Tails of Seattle: A pets blog
Trainer Q&A: Apartment noises and your dog
Question: A small dog, who lives in an apartment with her owner, barks at the many noises she hears. She barks at doors opening and closing, people talking in the stairwell, etc. The owner has tried time outs, but by the time she could catch the dog she'd long since forgotten what she'd done wrong.
The owner is now on the "spray them with water" technique. Sometimes it works; sometimes not. How can apartment dwellers help their dogs adjust to the many noises they will hear? How can they control the barking?
Answer: The squirt bottle may make the dog temporarily quiet, but the dog is either not associating the squirt bottle with the silence in relation to the noises (so the dog is only quiet when the owner shushes or brings out the bottle) or the dog IS associating the squirt with the noises, in which case there is more stress.
One thing to do is get a sound desensitization CD, like Victoria Stillwell's CD series on Positively.com. Play those at low volume at first, and then gradually work up to louder and louder noises.
Another thing you can do is click and treat whenever your dog notices the sound but doesn't bark. You'll have to pay close attention to that and mark the instant she notices the sound (head or ears perk up).
Treat in a consistent place, like her crate or dog bed.
While you are gone, you can put her in a covered crate so there are fewer sounds (if she's used to a crate). Play the sound CD so that the real noises blend in with the fake ones.
Also look into other events that may be stressing her and reduce or eliminate that stress.
For example, if she can see outside a window to bark at passers-by, get rid of that visual by taping wax paper to the window. If that works, get something official like bottom-up window blinds or adhesive window film.
Grisha Stewart, MA, CPDT-KA is an author, dog trainer and seminar presenter who specializes in dog reactivity. She owns Ahimsa Dog Training in Seattle and has published four DVDs on dog reactivity and a book, "Behavior Adjustment Training: BAT for Aggression, Frustration, and Fear in Dogs."

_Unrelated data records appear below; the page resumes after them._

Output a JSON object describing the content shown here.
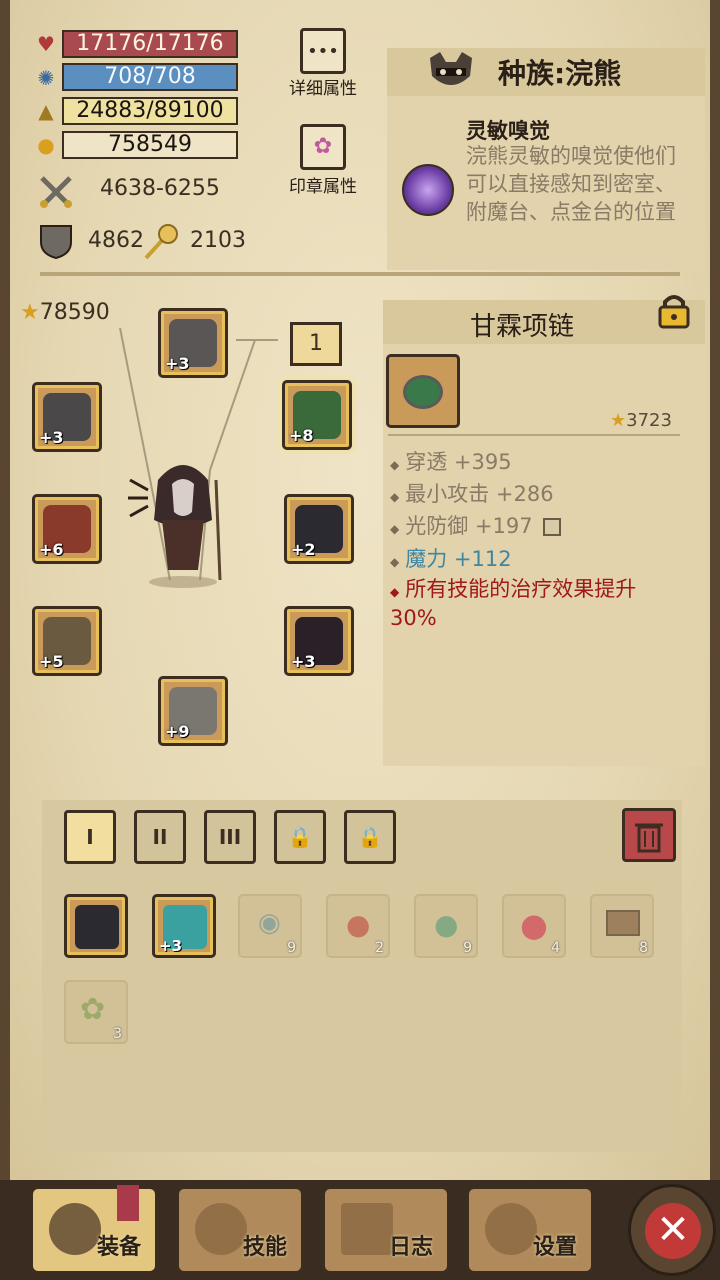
{
  "stats": {
    "hp": "17176/17176",
    "mp": "708/708",
    "xp": "24883/89100",
    "gold": "758549",
    "attack": "4638-6255",
    "defense": "4862",
    "gems": "2103",
    "power": "78590"
  },
  "buttons": {
    "detail_attrs": "详细属性",
    "seal_attrs": "印章属性"
  },
  "race": {
    "title": "种族:浣熊",
    "skill_name": "灵敏嗅觉",
    "skill_desc": "浣熊灵敏的嗅觉使他们可以直接感知到密室、附魔台、点金台的位置"
  },
  "equipment": {
    "slot_number": "1",
    "slots": [
      {
        "name": "helmet",
        "level": "+3"
      },
      {
        "name": "gauntlet",
        "level": "+3"
      },
      {
        "name": "necklace",
        "level": "+8"
      },
      {
        "name": "weapon",
        "level": "+6"
      },
      {
        "name": "chest-armor",
        "level": "+2"
      },
      {
        "name": "bracer",
        "level": "+5"
      },
      {
        "name": "belt",
        "level": "+3"
      },
      {
        "name": "boots",
        "level": "+9"
      }
    ]
  },
  "item": {
    "title": "甘霖项链",
    "score": "3723",
    "attrs": [
      {
        "text": "穿透 +395",
        "color": "normal"
      },
      {
        "text": "最小攻击 +286",
        "color": "normal"
      },
      {
        "text": "光防御 +197",
        "color": "normal"
      },
      {
        "text": "魔力 +112",
        "color": "blue"
      },
      {
        "text": "所有技能的治疗效果提升30%",
        "color": "red"
      }
    ]
  },
  "inventory": {
    "tabs": [
      "I",
      "II",
      "III"
    ],
    "items": [
      {
        "name": "dark-armor",
        "level": ""
      },
      {
        "name": "crystal-amulet",
        "level": "+3"
      },
      {
        "name": "eye-scroll",
        "count": "9"
      },
      {
        "name": "red-potion-small",
        "count": "2"
      },
      {
        "name": "green-potion",
        "count": "9"
      },
      {
        "name": "red-potion-large",
        "count": "4"
      },
      {
        "name": "treasure-chest",
        "count": "8"
      },
      {
        "name": "herb-bush",
        "count": "3"
      }
    ]
  },
  "nav": {
    "equip": "装备",
    "skills": "技能",
    "log": "日志",
    "settings": "设置"
  },
  "colors": {
    "hp": "#a94a4e",
    "mp": "#5a8fbf",
    "xp": "#efe1a0",
    "effect_red": "#a01818",
    "magic_blue": "#3f86a0"
  }
}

Do you have a question about pet behavior? Ask now! We'll pose some of your questions to a local trainer in an upcoming post.
Read earlier Q&A columns here.